We are trained in medicine to "first do no harm." The precautionary principle embodies this philosophy, and as such, we should be avoiding the use of toxic agents unless we can prove safety. Even if you don't believe we have proven thimerosal is dangerous to humans, can anyone reassure us it is completely safe? Thimerosal, if introduced today to the FDA, would never be approved.
3. Why in your opinion does the state express no concern over exposing children to toxic mercury?
I would hope they don't see it this way, and am inclined to believe those who have the power to make such decisions are to date ill-informed. I think the New Jersey state process for vaccine evaluation is horribly flawed. This recent flu vaccine mandating fiasco is shining a bright light on how far we have to go to institute an open, fair, scientific evaluation process in NJ. It's embarrassing, and more importantly, may put millions of children at risk.
4. Do you think more states will follow New Jersey's example and mandate the flu shot for children?
I think we have a window here to educate the public and head off any efforts to nationalize this mandate. We need to re-establish trust in the vaccine process in the U.S. We have a long way to go.
5. Has the reaction of so many parents and others opposing this mandate had some effect?
Yes, and we must keep the pressure on and continue to speak our voices. One of America's greatest strengths is the power of its people. We must never forget Lincoln's great words, that we are a "government of the people, by the people, and for the people."

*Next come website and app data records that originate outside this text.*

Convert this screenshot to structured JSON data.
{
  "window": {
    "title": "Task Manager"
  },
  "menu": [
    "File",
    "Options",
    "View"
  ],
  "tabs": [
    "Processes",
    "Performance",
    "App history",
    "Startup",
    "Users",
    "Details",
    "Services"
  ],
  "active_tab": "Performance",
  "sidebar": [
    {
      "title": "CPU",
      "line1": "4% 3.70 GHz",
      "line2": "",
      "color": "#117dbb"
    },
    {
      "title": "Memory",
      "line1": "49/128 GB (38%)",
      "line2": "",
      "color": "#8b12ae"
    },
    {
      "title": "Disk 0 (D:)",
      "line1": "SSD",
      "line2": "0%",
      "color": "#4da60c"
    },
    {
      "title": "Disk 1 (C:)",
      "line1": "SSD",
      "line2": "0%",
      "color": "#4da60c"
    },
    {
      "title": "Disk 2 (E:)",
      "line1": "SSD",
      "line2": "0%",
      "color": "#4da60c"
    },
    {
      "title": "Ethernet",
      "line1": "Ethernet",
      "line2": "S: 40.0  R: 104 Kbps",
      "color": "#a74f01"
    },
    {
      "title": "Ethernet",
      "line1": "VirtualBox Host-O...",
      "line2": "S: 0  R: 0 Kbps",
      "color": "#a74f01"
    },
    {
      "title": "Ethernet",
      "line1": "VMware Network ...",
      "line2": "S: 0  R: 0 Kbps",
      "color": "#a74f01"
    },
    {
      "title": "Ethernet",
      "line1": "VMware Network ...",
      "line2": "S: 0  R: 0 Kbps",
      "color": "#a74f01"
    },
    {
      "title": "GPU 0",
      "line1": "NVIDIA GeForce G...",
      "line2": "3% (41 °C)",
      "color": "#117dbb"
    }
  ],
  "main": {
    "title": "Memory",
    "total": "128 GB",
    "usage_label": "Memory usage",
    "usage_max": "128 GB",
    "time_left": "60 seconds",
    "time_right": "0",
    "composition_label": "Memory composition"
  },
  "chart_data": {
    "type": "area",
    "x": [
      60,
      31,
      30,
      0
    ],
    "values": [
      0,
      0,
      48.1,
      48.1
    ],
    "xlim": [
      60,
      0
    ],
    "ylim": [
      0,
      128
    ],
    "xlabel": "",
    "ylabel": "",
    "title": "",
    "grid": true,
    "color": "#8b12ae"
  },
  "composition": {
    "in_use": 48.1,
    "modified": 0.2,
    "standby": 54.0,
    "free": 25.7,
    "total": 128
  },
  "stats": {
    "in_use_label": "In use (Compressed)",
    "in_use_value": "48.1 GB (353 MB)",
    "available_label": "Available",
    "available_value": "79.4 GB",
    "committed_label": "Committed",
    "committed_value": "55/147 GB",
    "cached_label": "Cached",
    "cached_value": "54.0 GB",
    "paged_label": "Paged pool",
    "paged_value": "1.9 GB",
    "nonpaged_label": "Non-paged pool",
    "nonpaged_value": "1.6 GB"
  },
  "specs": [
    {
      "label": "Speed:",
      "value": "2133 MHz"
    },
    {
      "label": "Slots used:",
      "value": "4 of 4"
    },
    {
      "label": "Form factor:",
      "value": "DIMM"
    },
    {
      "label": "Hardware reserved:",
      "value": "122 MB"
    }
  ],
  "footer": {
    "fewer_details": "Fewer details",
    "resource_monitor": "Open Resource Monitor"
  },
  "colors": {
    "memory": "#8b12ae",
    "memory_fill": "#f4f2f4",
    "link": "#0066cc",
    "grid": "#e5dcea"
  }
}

Dr. Rosen's last comment had a strange ring to it. There is hardly anything in this state mandate from five individuals on the Public Health Council of New Jersey that comes even close to Lincoln's view that we are a government "by the people."